Questions for Discussion
- 1. What do you see as fundamental characteristics of a criminal investigator?
- 2. What should be the mindset of the intelligence analyst when assisting in a criminal investigation?
Data: Information, especially facts or numbers, collected to be examined and considered as useful for the investigation of a crime or for analyzing crime trends.
Database: Set of data grouped together in one location in a computer. A computerized database is much like an electronic filing cabinet of information arranged for easy access or for a specific purpose.
Intelligence: Data available to, collected by, or disseminated through the intelligence analyst or the tactical crime analyst for use by a police agency.
Intelligence analysis: Continually evaluating and analyzing data in order to provide the most useful possible information to police officers.
Study Guide Questions
For questions 1-3, indicate whether the statement is true or false.
- 1. _The intelligence analyst’s raw material is data.
- 2. _Crime analysts provide information to police investigators about crime, suspects, or other persons of interest in a criminal investigation.
- 3. _The intelligence analyst’s data only come from one
4. For an investigation to make any progress, the intelligence that comes to the investigator must be
a. Able to name the criminal offender
b. Absolutely accurate
c. Reliable and accurate
d. Obtained with a search warrant
5. There should be an interplay between the criminal investigator and the intelligence analyst so that data are
a. Kept secret by the analyst
b. Only relayed when the investigator is stumped
c. Shared back and forth
d. Obtained based on databases that the investigator is familiar with
6. Some of the databases potentially offering valuable information to move an investigation forward may come from
a. The Department of Motor Vehicles
b. The Department of Corrections
c. Stolen property databases
d. All of the above

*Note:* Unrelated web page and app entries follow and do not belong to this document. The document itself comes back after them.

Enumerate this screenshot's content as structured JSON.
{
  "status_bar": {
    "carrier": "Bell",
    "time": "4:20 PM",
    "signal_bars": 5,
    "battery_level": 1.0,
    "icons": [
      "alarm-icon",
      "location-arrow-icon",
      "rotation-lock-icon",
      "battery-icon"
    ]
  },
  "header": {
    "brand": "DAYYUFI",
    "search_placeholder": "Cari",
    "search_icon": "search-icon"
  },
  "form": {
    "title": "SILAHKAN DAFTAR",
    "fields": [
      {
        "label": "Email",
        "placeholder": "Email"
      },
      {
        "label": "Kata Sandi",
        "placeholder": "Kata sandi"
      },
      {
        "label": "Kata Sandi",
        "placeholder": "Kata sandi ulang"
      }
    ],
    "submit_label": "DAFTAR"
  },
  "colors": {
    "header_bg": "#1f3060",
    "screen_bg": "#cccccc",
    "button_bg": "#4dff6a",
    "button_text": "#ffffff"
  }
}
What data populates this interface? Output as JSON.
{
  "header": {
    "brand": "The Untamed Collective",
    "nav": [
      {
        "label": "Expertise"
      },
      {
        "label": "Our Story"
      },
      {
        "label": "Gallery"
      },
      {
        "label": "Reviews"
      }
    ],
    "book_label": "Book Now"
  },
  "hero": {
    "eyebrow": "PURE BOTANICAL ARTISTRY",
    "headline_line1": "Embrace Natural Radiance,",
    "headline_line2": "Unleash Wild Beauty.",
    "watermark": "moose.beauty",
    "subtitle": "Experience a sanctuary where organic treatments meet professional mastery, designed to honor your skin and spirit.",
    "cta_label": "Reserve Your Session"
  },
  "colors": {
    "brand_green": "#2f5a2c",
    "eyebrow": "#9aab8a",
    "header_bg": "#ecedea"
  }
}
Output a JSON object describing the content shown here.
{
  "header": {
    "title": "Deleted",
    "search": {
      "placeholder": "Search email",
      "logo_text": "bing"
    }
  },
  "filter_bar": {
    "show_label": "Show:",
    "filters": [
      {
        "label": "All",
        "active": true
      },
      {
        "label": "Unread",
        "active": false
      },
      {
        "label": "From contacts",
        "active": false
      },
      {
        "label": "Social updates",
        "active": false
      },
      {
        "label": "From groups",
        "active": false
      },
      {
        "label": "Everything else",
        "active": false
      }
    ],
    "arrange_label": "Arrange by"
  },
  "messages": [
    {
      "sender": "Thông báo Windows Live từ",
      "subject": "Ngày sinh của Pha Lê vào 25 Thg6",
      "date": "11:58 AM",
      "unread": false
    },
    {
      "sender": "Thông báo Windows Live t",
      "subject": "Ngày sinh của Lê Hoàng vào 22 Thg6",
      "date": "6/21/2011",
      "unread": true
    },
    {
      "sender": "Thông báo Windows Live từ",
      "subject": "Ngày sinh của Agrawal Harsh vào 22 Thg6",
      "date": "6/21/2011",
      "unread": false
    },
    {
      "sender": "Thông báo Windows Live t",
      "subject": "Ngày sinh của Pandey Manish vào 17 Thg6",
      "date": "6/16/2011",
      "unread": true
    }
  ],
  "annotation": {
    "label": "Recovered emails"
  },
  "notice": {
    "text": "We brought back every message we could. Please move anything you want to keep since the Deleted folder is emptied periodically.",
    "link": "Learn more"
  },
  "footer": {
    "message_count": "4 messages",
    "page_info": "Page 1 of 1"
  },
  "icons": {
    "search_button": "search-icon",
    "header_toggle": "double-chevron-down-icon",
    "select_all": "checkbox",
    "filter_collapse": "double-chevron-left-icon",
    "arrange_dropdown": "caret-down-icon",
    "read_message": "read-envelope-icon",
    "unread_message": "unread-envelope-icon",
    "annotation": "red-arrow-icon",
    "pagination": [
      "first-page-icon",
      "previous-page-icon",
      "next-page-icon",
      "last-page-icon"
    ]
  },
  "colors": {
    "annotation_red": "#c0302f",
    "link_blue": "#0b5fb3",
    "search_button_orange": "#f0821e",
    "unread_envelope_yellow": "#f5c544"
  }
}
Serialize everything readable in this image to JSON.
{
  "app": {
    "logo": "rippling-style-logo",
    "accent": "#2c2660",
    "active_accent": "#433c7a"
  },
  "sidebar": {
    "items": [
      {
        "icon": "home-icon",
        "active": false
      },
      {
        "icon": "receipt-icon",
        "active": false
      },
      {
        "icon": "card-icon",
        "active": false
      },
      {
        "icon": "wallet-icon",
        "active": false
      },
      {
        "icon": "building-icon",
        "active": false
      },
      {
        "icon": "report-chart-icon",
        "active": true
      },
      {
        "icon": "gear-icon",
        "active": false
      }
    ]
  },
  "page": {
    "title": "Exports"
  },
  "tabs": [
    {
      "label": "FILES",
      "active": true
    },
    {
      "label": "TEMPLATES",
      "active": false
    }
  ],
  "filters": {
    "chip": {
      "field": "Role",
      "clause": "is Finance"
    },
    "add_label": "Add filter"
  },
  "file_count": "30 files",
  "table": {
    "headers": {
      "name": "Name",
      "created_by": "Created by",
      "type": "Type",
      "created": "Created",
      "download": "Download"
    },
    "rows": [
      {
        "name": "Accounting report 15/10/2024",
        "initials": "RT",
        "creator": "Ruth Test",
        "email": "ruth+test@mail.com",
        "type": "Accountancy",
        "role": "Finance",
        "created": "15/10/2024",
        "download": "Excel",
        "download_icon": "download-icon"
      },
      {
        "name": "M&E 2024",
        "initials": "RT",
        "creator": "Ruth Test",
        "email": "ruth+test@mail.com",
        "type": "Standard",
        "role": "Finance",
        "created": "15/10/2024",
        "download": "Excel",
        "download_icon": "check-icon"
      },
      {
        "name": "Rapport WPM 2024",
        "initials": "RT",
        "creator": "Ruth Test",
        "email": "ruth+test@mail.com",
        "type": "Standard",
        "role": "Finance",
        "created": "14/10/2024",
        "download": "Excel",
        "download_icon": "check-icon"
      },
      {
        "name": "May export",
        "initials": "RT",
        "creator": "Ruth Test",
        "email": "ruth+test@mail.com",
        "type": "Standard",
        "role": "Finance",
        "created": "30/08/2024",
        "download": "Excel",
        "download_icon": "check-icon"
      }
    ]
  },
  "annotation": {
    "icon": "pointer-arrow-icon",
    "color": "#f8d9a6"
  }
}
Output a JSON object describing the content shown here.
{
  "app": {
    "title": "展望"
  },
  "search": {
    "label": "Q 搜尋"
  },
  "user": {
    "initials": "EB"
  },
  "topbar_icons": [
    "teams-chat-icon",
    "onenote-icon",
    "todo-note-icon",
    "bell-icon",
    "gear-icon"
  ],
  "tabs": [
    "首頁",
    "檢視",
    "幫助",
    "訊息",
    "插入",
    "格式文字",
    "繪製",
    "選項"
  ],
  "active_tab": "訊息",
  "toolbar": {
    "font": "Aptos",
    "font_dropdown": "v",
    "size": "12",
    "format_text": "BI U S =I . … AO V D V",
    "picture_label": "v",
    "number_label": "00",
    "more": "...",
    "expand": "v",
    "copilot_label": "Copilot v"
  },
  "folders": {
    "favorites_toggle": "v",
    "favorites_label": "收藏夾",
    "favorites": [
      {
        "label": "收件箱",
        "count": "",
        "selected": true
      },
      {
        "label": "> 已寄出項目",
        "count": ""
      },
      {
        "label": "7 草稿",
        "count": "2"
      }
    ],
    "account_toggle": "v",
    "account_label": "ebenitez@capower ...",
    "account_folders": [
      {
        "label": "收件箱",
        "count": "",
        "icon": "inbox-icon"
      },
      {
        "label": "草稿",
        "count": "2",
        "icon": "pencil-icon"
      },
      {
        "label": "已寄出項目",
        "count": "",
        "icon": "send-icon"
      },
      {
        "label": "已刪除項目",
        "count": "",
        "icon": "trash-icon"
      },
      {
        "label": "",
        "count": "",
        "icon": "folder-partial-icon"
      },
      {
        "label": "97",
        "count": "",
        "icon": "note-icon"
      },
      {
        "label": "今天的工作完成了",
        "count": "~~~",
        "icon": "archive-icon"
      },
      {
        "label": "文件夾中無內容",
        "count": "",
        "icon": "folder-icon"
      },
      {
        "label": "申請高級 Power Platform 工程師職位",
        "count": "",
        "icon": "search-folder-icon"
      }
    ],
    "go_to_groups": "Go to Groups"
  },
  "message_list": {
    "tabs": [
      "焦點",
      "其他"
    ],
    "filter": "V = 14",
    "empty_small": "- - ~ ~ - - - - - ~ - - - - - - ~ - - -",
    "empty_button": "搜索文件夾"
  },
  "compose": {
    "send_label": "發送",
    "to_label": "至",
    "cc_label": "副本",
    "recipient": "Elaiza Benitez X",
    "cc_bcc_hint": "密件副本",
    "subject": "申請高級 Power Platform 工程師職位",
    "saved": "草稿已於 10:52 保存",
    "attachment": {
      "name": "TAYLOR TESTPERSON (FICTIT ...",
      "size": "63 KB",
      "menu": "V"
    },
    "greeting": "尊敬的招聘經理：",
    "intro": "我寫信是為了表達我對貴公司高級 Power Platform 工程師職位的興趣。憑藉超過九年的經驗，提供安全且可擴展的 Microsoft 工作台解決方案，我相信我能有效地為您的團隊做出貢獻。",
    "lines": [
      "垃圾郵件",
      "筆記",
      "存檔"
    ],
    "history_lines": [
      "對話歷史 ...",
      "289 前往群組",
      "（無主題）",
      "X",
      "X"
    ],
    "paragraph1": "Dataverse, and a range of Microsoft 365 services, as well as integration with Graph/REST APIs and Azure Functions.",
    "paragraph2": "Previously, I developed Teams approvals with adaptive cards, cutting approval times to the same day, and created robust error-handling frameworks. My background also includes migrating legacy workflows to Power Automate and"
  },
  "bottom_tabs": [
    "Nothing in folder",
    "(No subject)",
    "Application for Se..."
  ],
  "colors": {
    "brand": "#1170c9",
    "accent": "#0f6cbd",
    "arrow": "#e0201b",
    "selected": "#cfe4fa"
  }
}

Bruce, C.W. (2008). Fundamentals of crime analysis. In S.L. Gwinn, C.W. Bruce, J.P. Cooper, and S. Hicks (eds.), Exploring Crime Analysis: Readings on Essential Skills. Overland Park, KS: International Association of Crime Analysts, pp. 7-32.
Swanson, C.R., Chamelin, N.C., Territo, L., and Taylor, R.W. (2012). Criminal Investigation. 11th ed. New York: McGraw-Hill.